Of Houses guest curated by The Intertwining (Paula V. Álvarez Benítez, Nuria Álvarez Lombardero, Álvaro Carrillo Eguilaz, David Arredondo Garrido, Francisco González de Canales, Vincent Morales Garoffolo and Juan Antonio Sánchez Muñoz):
“Fernando Higueras, a versatile genius, has a perfect understanding of the language of the Modern Movement. However, he was able to liberate himself from its established schemes, and to fuse them with local architecture. In this house, in a genuine display of creativity, Higueras managed to bridge his interest for the historical past and his concerns about contemporary Organicism. This is how he wisely overcame the specific challenges posed by a house for another talented genius, Andrés Segovia, who is regarded as one of the greatest guitarists of all time.
At the very edge of the Punta de la Mona, after digging out the north limit of the site, an irregular level was created to support domestic life. It was displaced to the South, cantilevering over lower platforms in order to capture the spectacular views over the Mediterranean Sea. In a miscellaneously unique way, some areas of this outer space were covered by tiled roof surfaces supported by an orthogonal system of reinforced concrete beams.
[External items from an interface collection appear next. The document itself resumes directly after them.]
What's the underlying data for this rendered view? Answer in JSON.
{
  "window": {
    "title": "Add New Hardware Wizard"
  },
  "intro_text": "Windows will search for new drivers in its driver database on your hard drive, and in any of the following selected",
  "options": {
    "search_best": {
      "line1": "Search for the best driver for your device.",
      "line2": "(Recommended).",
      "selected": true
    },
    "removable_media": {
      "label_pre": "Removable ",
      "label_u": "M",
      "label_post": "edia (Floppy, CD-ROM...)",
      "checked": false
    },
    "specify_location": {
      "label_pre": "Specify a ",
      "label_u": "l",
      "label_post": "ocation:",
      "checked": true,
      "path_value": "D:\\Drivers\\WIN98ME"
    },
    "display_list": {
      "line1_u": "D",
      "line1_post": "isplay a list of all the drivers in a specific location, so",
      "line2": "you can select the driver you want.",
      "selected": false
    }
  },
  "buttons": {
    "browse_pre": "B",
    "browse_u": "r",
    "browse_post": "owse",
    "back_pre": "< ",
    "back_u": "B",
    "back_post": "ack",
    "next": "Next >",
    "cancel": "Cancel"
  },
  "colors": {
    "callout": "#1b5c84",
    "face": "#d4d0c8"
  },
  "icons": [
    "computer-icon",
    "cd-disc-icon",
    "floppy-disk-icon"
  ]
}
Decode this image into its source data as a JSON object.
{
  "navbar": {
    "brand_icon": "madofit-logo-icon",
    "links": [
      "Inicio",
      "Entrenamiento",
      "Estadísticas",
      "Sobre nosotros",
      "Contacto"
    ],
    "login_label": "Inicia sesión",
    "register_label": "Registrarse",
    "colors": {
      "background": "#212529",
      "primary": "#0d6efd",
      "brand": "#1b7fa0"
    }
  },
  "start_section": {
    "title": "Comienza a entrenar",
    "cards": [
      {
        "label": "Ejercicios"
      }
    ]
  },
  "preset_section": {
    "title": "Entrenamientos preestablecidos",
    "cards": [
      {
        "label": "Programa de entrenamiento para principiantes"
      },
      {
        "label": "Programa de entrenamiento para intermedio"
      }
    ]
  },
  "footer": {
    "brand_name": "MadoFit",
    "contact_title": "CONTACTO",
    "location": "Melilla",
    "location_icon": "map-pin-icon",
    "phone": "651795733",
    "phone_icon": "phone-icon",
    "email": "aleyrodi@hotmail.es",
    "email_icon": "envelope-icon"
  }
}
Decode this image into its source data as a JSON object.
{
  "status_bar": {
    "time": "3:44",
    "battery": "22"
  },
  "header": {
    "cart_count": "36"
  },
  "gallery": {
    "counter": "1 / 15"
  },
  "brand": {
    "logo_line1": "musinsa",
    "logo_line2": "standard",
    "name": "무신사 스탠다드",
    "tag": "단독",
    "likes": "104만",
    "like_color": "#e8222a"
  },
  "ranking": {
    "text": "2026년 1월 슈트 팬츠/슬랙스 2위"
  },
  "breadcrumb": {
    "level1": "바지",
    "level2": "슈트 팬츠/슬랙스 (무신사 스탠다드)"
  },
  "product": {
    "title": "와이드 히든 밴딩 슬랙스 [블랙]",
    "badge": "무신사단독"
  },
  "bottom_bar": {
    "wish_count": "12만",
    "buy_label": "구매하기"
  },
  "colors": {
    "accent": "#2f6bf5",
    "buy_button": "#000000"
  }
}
A rich indoor-outdoor relationship was generated for the enjoyment of life and nature, and a place was created where vernacular traits became modern features.”

Text: David Arredondo Garrido. Photos: Javier Algarra.